Three lawyers who practice in rural Wisconsin discussed the benefits of a legal career outside Madison or Milwaukee.
Deanne Koll said that building a successful practice is all about networking, which in rural areas requires more effort.
“The way I’ve survived 16 years in rural Wisconsin is finding the network of like-minded people,” Koll said.
Koll, who handles collections and creditor’s rights, said that she and a colleague founded a chapter of a statewide network of women bankruptcy professionals.
“And now I have this group of women that have the same practice stressors as I do, they’re all breadwinners in their family, they all have children … it just makes it easier.”
Dena Welden, a lawyer with the Lac Courte Oreilles Band of Lake Superior Chippewa, said that representing a tribe has presented her with opportunities sooner in her career than a law firm position in an urban area would have.
She also said that local governments in the Northwoods are desperate for assistant district attorneys, to say nothing of city and county attorneys.
“There’s opportunities for immediate experience, for immediate growth,” Welden said.
Wisconsin Supreme Court Chief Justice Annette Ziegler addressed the conference before the Thursday morning plenary. Chief Justice Ziegler paid homage to Juneau County Circuit Court Judge John Roemer, who was slain earlier this month, and said that security for judges was a top priority for the Supreme Court.
On Friday, Kene Okocha, the Nonresident Lawyers Division representative to the State Bar’s Board of Governors, led a discussion with CNN anchor and senior legal analyst Laura Coates.

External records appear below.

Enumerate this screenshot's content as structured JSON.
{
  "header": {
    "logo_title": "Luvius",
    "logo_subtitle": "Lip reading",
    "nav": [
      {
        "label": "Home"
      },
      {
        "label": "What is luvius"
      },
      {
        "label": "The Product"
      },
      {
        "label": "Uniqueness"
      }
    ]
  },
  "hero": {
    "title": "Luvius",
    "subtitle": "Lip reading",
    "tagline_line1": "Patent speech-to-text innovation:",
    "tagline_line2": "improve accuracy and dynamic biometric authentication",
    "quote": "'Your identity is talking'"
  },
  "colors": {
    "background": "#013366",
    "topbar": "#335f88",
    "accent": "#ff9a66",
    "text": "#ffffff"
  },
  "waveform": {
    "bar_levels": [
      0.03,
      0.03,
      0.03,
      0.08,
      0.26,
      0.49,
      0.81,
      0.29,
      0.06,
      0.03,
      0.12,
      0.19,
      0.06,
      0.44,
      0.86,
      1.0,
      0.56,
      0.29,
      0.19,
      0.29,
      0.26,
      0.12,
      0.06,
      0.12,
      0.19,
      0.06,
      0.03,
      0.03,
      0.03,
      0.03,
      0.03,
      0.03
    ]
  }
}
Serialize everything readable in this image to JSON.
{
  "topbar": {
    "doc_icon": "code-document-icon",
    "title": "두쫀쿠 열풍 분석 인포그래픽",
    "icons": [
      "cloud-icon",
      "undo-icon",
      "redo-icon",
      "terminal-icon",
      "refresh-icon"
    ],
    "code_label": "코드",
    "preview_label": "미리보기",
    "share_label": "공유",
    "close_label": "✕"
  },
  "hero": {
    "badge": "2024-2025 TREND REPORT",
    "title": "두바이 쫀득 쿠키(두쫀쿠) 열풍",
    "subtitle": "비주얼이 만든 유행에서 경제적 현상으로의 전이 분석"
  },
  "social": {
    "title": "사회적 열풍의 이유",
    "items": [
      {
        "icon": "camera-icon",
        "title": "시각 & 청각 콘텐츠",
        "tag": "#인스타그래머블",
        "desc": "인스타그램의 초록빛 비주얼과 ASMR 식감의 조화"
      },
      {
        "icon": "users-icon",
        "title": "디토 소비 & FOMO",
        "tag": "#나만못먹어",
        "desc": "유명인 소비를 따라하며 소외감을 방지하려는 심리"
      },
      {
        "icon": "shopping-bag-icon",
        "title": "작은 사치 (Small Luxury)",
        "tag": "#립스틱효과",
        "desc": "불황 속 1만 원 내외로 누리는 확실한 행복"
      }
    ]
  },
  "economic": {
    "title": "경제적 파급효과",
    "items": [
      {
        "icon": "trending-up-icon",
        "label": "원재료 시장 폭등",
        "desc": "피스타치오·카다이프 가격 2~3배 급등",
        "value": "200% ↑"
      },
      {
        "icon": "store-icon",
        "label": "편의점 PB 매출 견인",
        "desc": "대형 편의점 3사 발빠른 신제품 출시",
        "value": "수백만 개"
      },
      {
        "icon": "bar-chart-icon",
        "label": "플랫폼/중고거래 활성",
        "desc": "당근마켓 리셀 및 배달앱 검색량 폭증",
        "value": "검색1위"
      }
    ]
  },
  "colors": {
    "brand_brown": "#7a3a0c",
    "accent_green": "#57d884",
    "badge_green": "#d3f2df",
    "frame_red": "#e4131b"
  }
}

Okocha and Coates worked together in the U.S. Department of Justice in Washington, D.C., the site of many of the scenes in Coates’ recently published memoir
“Just Pursuit: A Black Prosecutor’s Fight for Fairness.”
Coates told the story of how she was forced to turn a victim in one of her cases over to U.S. Immigrations and Customs Enforcement because he had a decades-old outstanding immigration warrant.
It was one of several experiences, Coates said, that convinced her that she could better advance the cause of justice by writing and working as a broadcaster.
These sessions are only a sample of the programming that was offered at this year’s
Annual Meeting and Conference. Thank you to all the conference’s
sponsors and exhibitors.
Attendees: remember that some sessions were recorded and will be made available via webcast as part of your registration package.
Stay tuned for details about AMC 2023, which will be held at the Pfister Hotel in Milwaukee.
Kene Okocha, the Nonresident Lawyers Division representative to the State Bar’s Board of Governors, led a discussion with CNN anchor and senior legal analyst Laura Coates on advancing the cause of justice.